• [REQUIREMENT]: Everything in the records except the pictures should come back exactly as written.

• [MATERIAL FOR THIS EXERCISE]:
=-=-=

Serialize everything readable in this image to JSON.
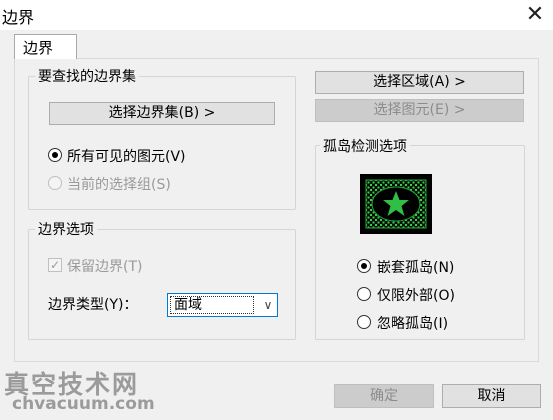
{
  "window": {
    "title": "边界",
    "close_glyph": "✕"
  },
  "tab": {
    "label": "边界"
  },
  "boundary_set": {
    "legend": "要查找的边界集",
    "select_button": "选择边界集(B) >",
    "radio_all_visible": "所有可见的图元(V)",
    "radio_current_selection": "当前的选择组(S)"
  },
  "boundary_options": {
    "legend": "边界选项",
    "keep_boundary": "保留边界(T)",
    "type_label": "边界类型(Y)：",
    "type_value": "面域"
  },
  "right": {
    "select_area": "选择区域(A) >",
    "select_element": "选择图元(E) >"
  },
  "island": {
    "legend": "孤岛检测选项",
    "option_nested": "嵌套孤岛(N)",
    "option_outer": "仅限外部(O)",
    "option_ignore": "忽略孤岛(I)"
  },
  "footer": {
    "ok": "确定",
    "cancel": "取消"
  },
  "watermark": {
    "line1": "真空技术网",
    "line2": "chvacuum.com"
  }
}
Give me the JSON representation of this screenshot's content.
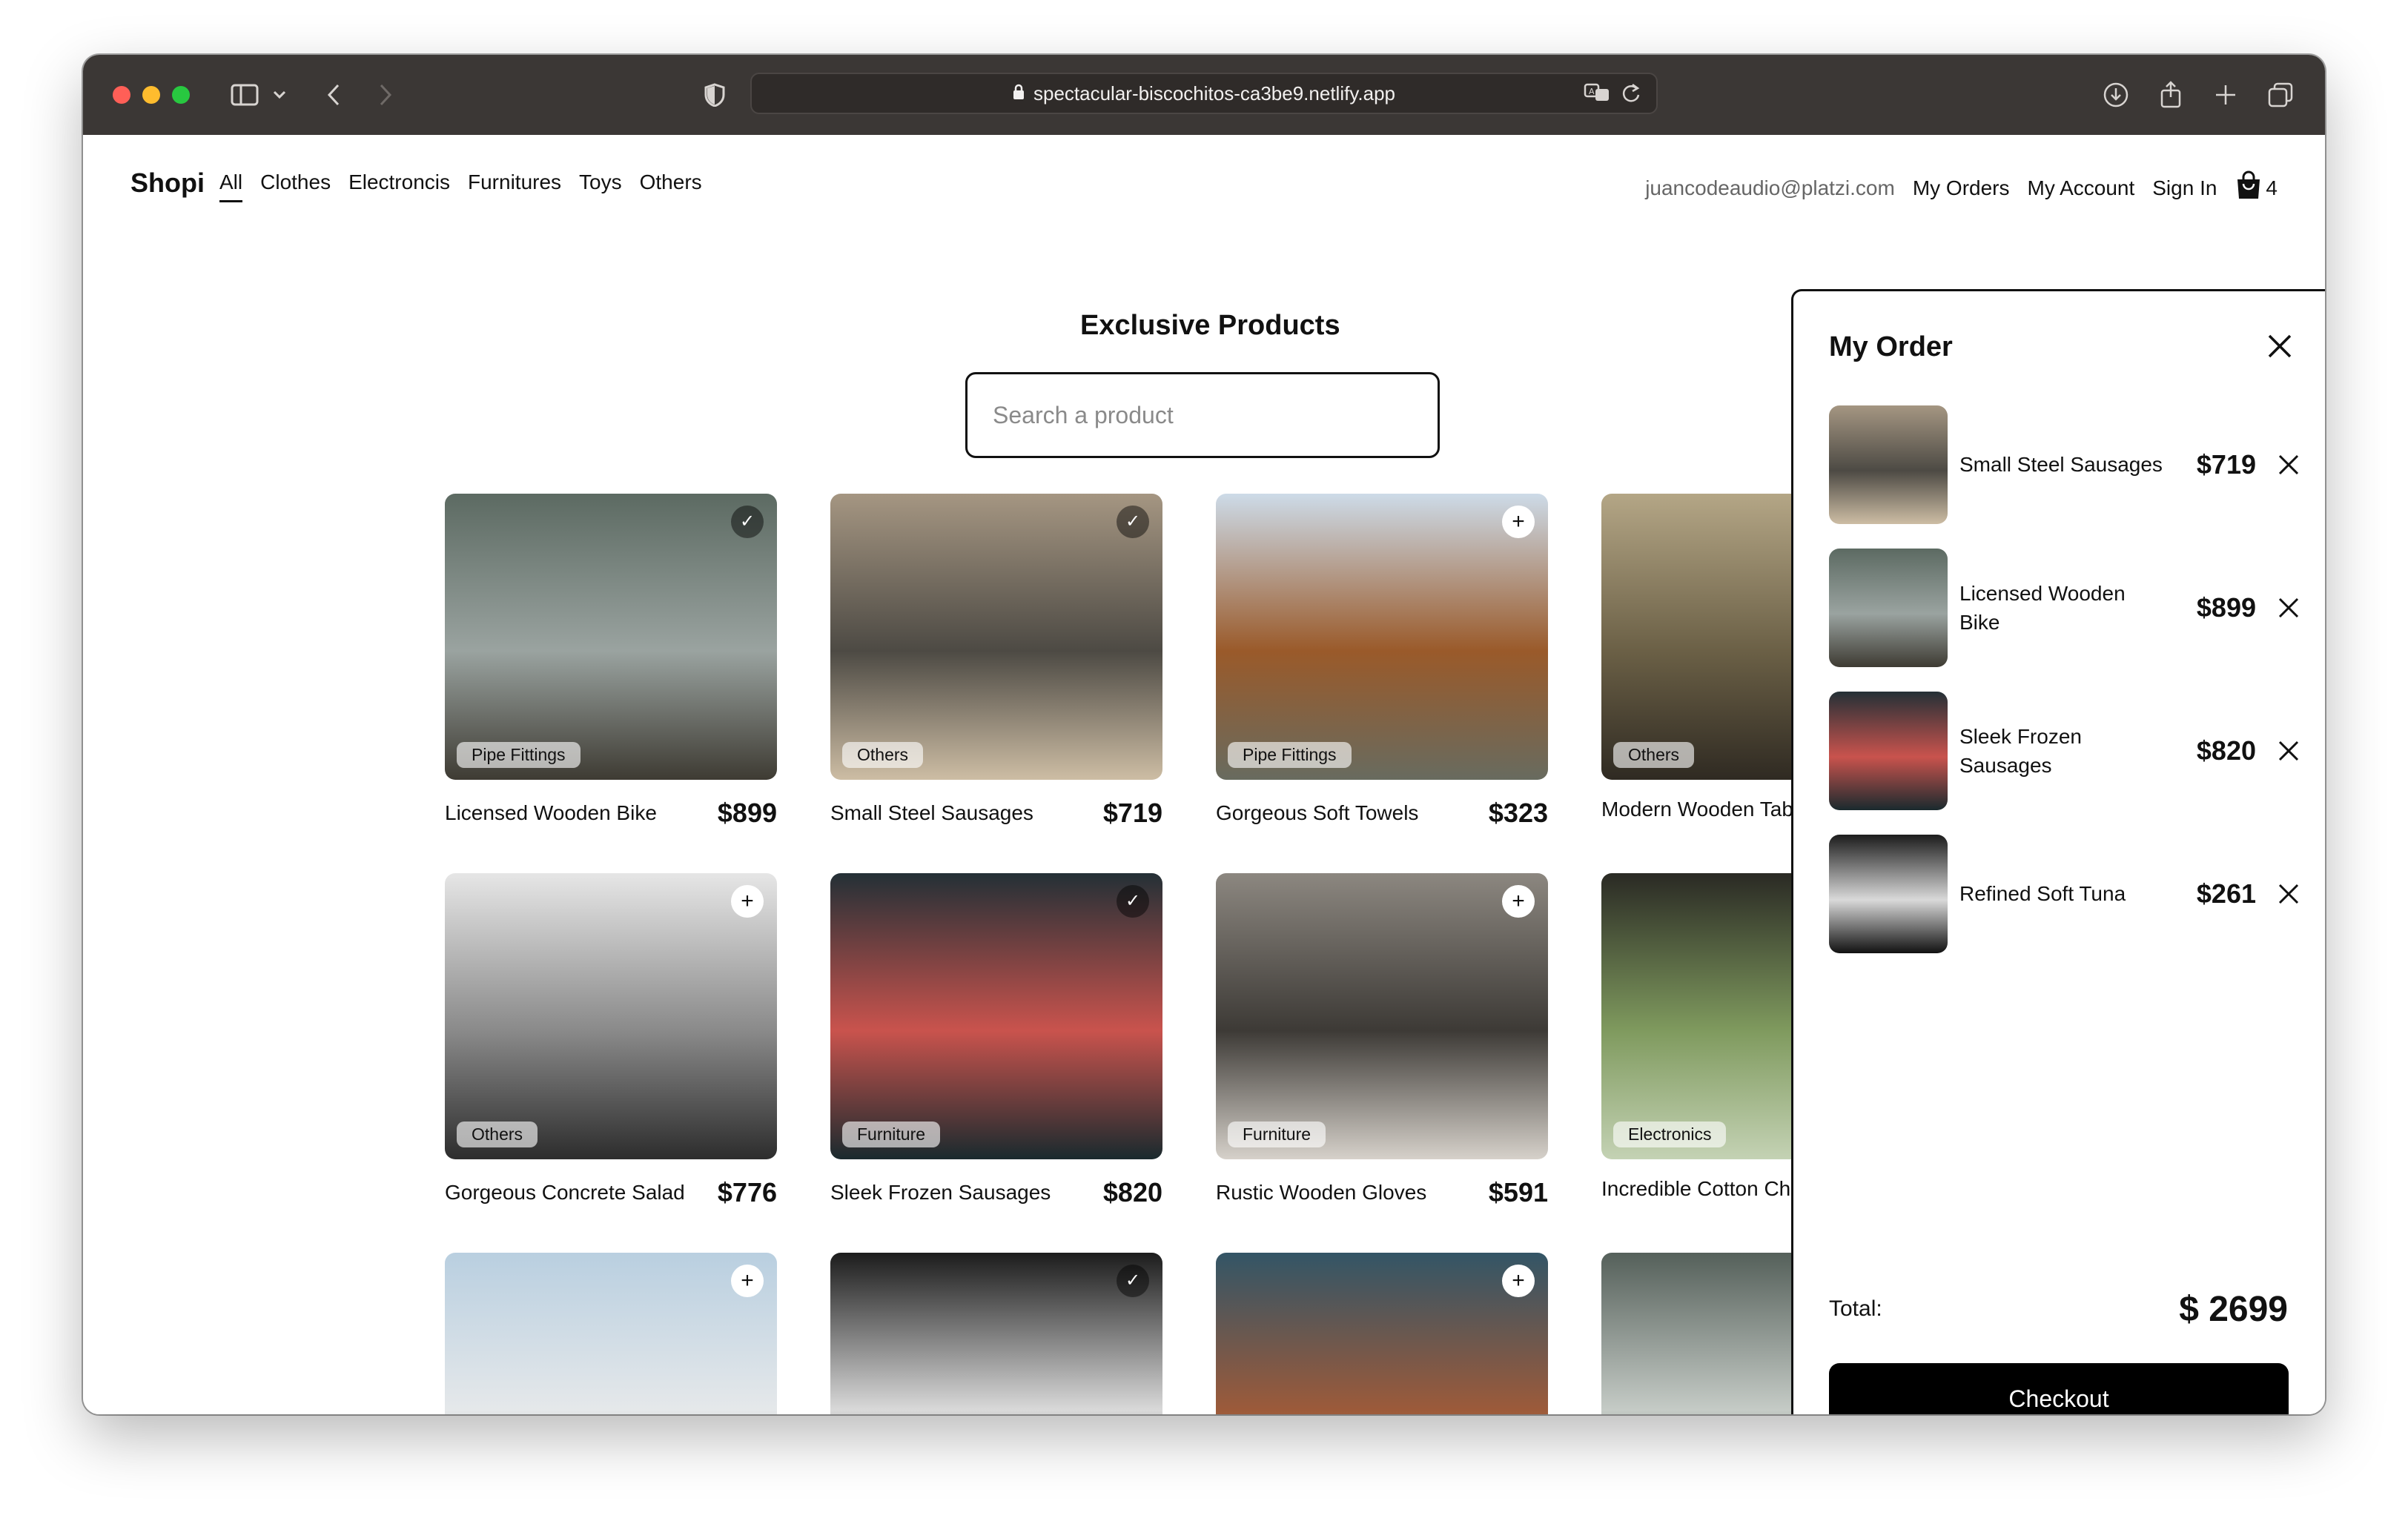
{
  "browser": {
    "url": "spectacular-biscochitos-ca3be9.netlify.app"
  },
  "nav": {
    "brand": "Shopi",
    "categories": [
      "All",
      "Clothes",
      "Electroncis",
      "Furnitures",
      "Toys",
      "Others"
    ],
    "active_category": "All",
    "email": "juancodeaudio@platzi.com",
    "my_orders": "My Orders",
    "my_account": "My Account",
    "sign_in": "Sign In",
    "cart_count": "4"
  },
  "main": {
    "heading": "Exclusive Products",
    "search_placeholder": "Search a product"
  },
  "products": [
    {
      "name": "Licensed Wooden Bike",
      "price": "$899",
      "category": "Pipe Fittings",
      "in_cart": true,
      "palette": [
        "#5c6a62",
        "#9aa3a0",
        "#3e3b33"
      ]
    },
    {
      "name": "Small Steel Sausages",
      "price": "$719",
      "category": "Others",
      "in_cart": true,
      "palette": [
        "#a59682",
        "#4d4a44",
        "#cdbda4"
      ]
    },
    {
      "name": "Gorgeous Soft Towels",
      "price": "$323",
      "category": "Pipe Fittings",
      "in_cart": false,
      "palette": [
        "#cddbe8",
        "#9a5a2a",
        "#686b5f"
      ]
    },
    {
      "name": "Modern Wooden Table",
      "price": "",
      "category": "Others",
      "in_cart": false,
      "palette": [
        "#b4a686",
        "#6b6046",
        "#2f2a22"
      ]
    },
    {
      "name": "Gorgeous Concrete Salad",
      "price": "$776",
      "category": "Others",
      "in_cart": false,
      "palette": [
        "#e6e6e6",
        "#8a8a8a",
        "#2d2d2d"
      ]
    },
    {
      "name": "Sleek Frozen Sausages",
      "price": "$820",
      "category": "Furniture",
      "in_cart": true,
      "palette": [
        "#243036",
        "#c9534d",
        "#1a2a2e"
      ]
    },
    {
      "name": "Rustic Wooden Gloves",
      "price": "$591",
      "category": "Furniture",
      "in_cart": false,
      "palette": [
        "#8c8780",
        "#3d3a36",
        "#d6d1ca"
      ]
    },
    {
      "name": "Incredible Cotton Chair",
      "price": "",
      "category": "Electronics",
      "in_cart": false,
      "palette": [
        "#2a2a24",
        "#7f9a5e",
        "#c4d2b4"
      ]
    },
    {
      "name": "",
      "price": "",
      "category": "",
      "in_cart": false,
      "palette": [
        "#b9cfe0",
        "#e5e8ea",
        "#6e6e64"
      ]
    },
    {
      "name": "",
      "price": "",
      "category": "",
      "in_cart": true,
      "palette": [
        "#1c1c1c",
        "#d9d9d9",
        "#111111"
      ]
    },
    {
      "name": "",
      "price": "",
      "category": "",
      "in_cart": false,
      "palette": [
        "#335566",
        "#9c5a3a",
        "#c9a36b"
      ]
    },
    {
      "name": "",
      "price": "",
      "category": "",
      "in_cart": false,
      "palette": [
        "#55605a",
        "#c5cbc6",
        "#2e3530"
      ]
    }
  ],
  "order": {
    "title": "My Order",
    "items": [
      {
        "name": "Small Steel Sausages",
        "price": "$719",
        "palette": [
          "#a59682",
          "#4d4a44",
          "#cdbda4"
        ]
      },
      {
        "name": "Licensed Wooden Bike",
        "price": "$899",
        "palette": [
          "#5c6a62",
          "#9aa3a0",
          "#3e3b33"
        ]
      },
      {
        "name": "Sleek Frozen Sausages",
        "price": "$820",
        "palette": [
          "#243036",
          "#c9534d",
          "#1a2a2e"
        ]
      },
      {
        "name": "Refined Soft Tuna",
        "price": "$261",
        "palette": [
          "#1c1c1c",
          "#d9d9d9",
          "#111111"
        ]
      }
    ],
    "total_label": "Total:",
    "total_value": "$ 2699",
    "checkout_label": "Checkout"
  }
}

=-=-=

• [OUTPUT OF THE TASK]:
Serialize everything readable in this image to JSON.
{
  "window": {
    "title": "边界",
    "close_glyph": "✕"
  },
  "tab": {
    "label": "边界"
  },
  "boundary_set": {
    "legend": "要查找的边界集",
    "select_button": "选择边界集(B) >",
    "radio_all_visible": "所有可见的图元(V)",
    "radio_current_selection": "当前的选择组(S)"
  },
  "boundary_options": {
    "legend": "边界选项",
    "keep_boundary": "保留边界(T)",
    "type_label": "边界类型(Y)：",
    "type_value": "面域"
  },
  "right": {
    "select_area": "选择区域(A) >",
    "select_element": "选择图元(E) >"
  },
  "island": {
    "legend": "孤岛检测选项",
    "option_nested": "嵌套孤岛(N)",
    "option_outer": "仅限外部(O)",
    "option_ignore": "忽略孤岛(I)"
  },
  "footer": {
    "ok": "确定",
    "cancel": "取消"
  },
  "watermark": {
    "line1": "真空技术网",
    "line2": "chvacuum.com"
  }
}
Give me the JSON representation of this screenshot's content.
{
  "browser": {
    "url": "spectacular-biscochitos-ca3be9.netlify.app"
  },
  "nav": {
    "brand": "Shopi",
    "categories": [
      "All",
      "Clothes",
      "Electroncis",
      "Furnitures",
      "Toys",
      "Others"
    ],
    "active_category": "All",
    "email": "juancodeaudio@platzi.com",
    "my_orders": "My Orders",
    "my_account": "My Account",
    "sign_in": "Sign In",
    "cart_count": "4"
  },
  "main": {
    "heading": "Exclusive Products",
    "search_placeholder": "Search a product"
  },
  "products": [
    {
      "name": "Licensed Wooden Bike",
      "price": "$899",
      "category": "Pipe Fittings",
      "in_cart": true,
      "palette": [
        "#5c6a62",
        "#9aa3a0",
        "#3e3b33"
      ]
    },
    {
      "name": "Small Steel Sausages",
      "price": "$719",
      "category": "Others",
      "in_cart": true,
      "palette": [
        "#a59682",
        "#4d4a44",
        "#cdbda4"
      ]
    },
    {
      "name": "Gorgeous Soft Towels",
      "price": "$323",
      "category": "Pipe Fittings",
      "in_cart": false,
      "palette": [
        "#cddbe8",
        "#9a5a2a",
        "#686b5f"
      ]
    },
    {
      "name": "Modern Wooden Table",
      "price": "",
      "category": "Others",
      "in_cart": false,
      "palette": [
        "#b4a686",
        "#6b6046",
        "#2f2a22"
      ]
    },
    {
      "name": "Gorgeous Concrete Salad",
      "price": "$776",
      "category": "Others",
      "in_cart": false,
      "palette": [
        "#e6e6e6",
        "#8a8a8a",
        "#2d2d2d"
      ]
    },
    {
      "name": "Sleek Frozen Sausages",
      "price": "$820",
      "category": "Furniture",
      "in_cart": true,
      "palette": [
        "#243036",
        "#c9534d",
        "#1a2a2e"
      ]
    },
    {
      "name": "Rustic Wooden Gloves",
      "price": "$591",
      "category": "Furniture",
      "in_cart": false,
      "palette": [
        "#8c8780",
        "#3d3a36",
        "#d6d1ca"
      ]
    },
    {
      "name": "Incredible Cotton Chair",
      "price": "",
      "category": "Electronics",
      "in_cart": false,
      "palette": [
        "#2a2a24",
        "#7f9a5e",
        "#c4d2b4"
      ]
    },
    {
      "name": "",
      "price": "",
      "category": "",
      "in_cart": false,
      "palette": [
        "#b9cfe0",
        "#e5e8ea",
        "#6e6e64"
      ]
    },
    {
      "name": "",
      "price": "",
      "category": "",
      "in_cart": true,
      "palette": [
        "#1c1c1c",
        "#d9d9d9",
        "#111111"
      ]
    },
    {
      "name": "",
      "price": "",
      "category": "",
      "in_cart": false,
      "palette": [
        "#335566",
        "#9c5a3a",
        "#c9a36b"
      ]
    },
    {
      "name": "",
      "price": "",
      "category": "",
      "in_cart": false,
      "palette": [
        "#55605a",
        "#c5cbc6",
        "#2e3530"
      ]
    }
  ],
  "order": {
    "title": "My Order",
    "items": [
      {
        "name": "Small Steel Sausages",
        "price": "$719",
        "palette": [
          "#a59682",
          "#4d4a44",
          "#cdbda4"
        ]
      },
      {
        "name": "Licensed Wooden Bike",
        "price": "$899",
        "palette": [
          "#5c6a62",
          "#9aa3a0",
          "#3e3b33"
        ]
      },
      {
        "name": "Sleek Frozen Sausages",
        "price": "$820",
        "palette": [
          "#243036",
          "#c9534d",
          "#1a2a2e"
        ]
      },
      {
        "name": "Refined Soft Tuna",
        "price": "$261",
        "palette": [
          "#1c1c1c",
          "#d9d9d9",
          "#111111"
        ]
      }
    ],
    "total_label": "Total:",
    "total_value": "$ 2699",
    "checkout_label": "Checkout"
  }
}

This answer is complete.